Truth be told, the same alum which I initially gave a 10/10 for the Pitchfork application soon turned into one of my least favorite record from the band. The perfect rating was more based on the hope that the quality would equal the level of anticipation held for months before the release.  I believe the world would implode if “All Of A Sudden I Miss Everyone” was anything worse than mediocre. I look through pictures of the “Take Care Take Care Take Care” vinyl packaging boasting a foldable 3d version of the album cover. If “Take Care, Take Care, Take Care” came out in 2007 it would always be folded in its deluxe edition, sitting on a shelf, being my central point of focus while I laving on the floor of my college apartment.

Explosions In The Sky’s Take Care, Take Care, Take Care Tracklist:

  1. “Last Known Surroundings” – 8:22
  2. “Human Qualities” – 8:10
  3. “Trembling Hands” – 3:31
  4. “Be Comfortable, Creature” – 8:48
  5. “Postcard from 1952” – 7:07
  6. “Let Me Back In” – 10:07
Explosions In the Sky - Take Care, Take Care, Take Care, reviewed by Kaptain Carbon on 2011-04-12T16:28:41+00:00 rating 3.2 out of 5



2 Responses about “Explosions In the Sky – Take Care, Take Care, Take Care”

  • Bryce says:

    More of a great thing shouldnt disappoint as much as you lend it too. If this album was released in 2003 before TEINACDP would you have given it a 10/10 for being great? 7 years does not change great music. If this is just an extension of previous works, then so be it. to me that can still be great music. I dont ask that EITS tries to expand the genera or step into new shoes or transcend media in new ways, all i ask is for them to make great music…. and they did that here

  • Ben says:

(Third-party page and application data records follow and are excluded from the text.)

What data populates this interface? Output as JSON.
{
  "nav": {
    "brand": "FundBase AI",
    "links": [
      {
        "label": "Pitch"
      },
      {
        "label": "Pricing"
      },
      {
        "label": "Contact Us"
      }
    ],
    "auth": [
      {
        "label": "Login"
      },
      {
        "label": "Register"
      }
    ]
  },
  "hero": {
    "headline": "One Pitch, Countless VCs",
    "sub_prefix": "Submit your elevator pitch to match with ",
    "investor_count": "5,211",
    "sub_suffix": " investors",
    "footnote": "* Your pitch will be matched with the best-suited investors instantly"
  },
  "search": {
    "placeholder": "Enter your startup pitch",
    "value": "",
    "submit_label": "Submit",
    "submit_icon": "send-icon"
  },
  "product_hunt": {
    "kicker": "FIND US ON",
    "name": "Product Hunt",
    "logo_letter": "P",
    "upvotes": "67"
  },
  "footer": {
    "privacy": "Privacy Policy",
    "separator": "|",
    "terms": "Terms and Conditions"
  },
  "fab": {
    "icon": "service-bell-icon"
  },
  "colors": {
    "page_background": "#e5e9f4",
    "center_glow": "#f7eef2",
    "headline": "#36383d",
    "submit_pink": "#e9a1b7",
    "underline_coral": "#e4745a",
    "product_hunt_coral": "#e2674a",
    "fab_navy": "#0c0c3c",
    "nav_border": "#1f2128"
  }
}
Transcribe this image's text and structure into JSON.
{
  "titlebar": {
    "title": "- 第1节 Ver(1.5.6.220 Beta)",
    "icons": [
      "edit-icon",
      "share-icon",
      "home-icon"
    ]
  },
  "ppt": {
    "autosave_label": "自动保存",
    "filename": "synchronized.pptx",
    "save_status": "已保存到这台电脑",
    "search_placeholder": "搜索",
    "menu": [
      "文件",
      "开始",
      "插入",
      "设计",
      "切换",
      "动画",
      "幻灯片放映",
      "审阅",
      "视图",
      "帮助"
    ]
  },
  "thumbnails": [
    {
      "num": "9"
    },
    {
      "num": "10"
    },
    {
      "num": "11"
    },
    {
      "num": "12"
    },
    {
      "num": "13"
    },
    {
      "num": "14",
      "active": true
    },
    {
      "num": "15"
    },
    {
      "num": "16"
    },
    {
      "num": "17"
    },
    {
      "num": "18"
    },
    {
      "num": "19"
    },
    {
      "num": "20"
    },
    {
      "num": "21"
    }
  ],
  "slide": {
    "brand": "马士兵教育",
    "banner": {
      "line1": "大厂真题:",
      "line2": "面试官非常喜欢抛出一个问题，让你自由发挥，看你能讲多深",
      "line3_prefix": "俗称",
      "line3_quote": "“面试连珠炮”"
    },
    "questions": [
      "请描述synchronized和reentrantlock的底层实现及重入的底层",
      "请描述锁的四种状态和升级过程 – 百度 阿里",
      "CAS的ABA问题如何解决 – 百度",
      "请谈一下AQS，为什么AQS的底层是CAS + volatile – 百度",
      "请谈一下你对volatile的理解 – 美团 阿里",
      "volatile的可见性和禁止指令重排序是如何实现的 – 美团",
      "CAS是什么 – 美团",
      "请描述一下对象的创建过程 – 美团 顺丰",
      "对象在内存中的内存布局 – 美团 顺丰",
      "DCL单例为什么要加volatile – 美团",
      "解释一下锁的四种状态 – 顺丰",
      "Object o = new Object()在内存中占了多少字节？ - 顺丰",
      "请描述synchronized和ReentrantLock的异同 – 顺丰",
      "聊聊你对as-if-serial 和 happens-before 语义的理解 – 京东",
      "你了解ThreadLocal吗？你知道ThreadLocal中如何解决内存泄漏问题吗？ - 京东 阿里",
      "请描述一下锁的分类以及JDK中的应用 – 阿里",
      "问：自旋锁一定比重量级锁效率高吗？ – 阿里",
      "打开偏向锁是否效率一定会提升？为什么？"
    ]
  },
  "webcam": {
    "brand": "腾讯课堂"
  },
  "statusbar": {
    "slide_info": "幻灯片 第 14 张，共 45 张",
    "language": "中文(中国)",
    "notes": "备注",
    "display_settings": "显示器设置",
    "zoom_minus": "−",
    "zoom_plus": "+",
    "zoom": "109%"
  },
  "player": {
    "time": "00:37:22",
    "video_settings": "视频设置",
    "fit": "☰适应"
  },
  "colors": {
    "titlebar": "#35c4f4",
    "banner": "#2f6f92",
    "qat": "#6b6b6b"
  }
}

    @Bryce
    Call it the Radiohead’s razor. When a band demonstrates the ability to create genre defining or changing music they are held to a higher standard. I don’t disagree with you that’s inherently unjust, but it’s the burden of greatness.
    Additionally I think the point Carbon made about TEINACDP is that it was during a time in college where his mind was being open to a different philosophical views and that EITS was a conduit into that mental exploration. As such he naturally viewed it as more significant at that time than he objectively would now. I guess that would allude to the thought that if EITS didn’t act in that fashion than whatever was next in his post rock quiver probably would have seemed more significant. I don’t thin it’s a knock on EITS just a comment about growing up through music. Hell I used to think Tool songs held the meanings to life.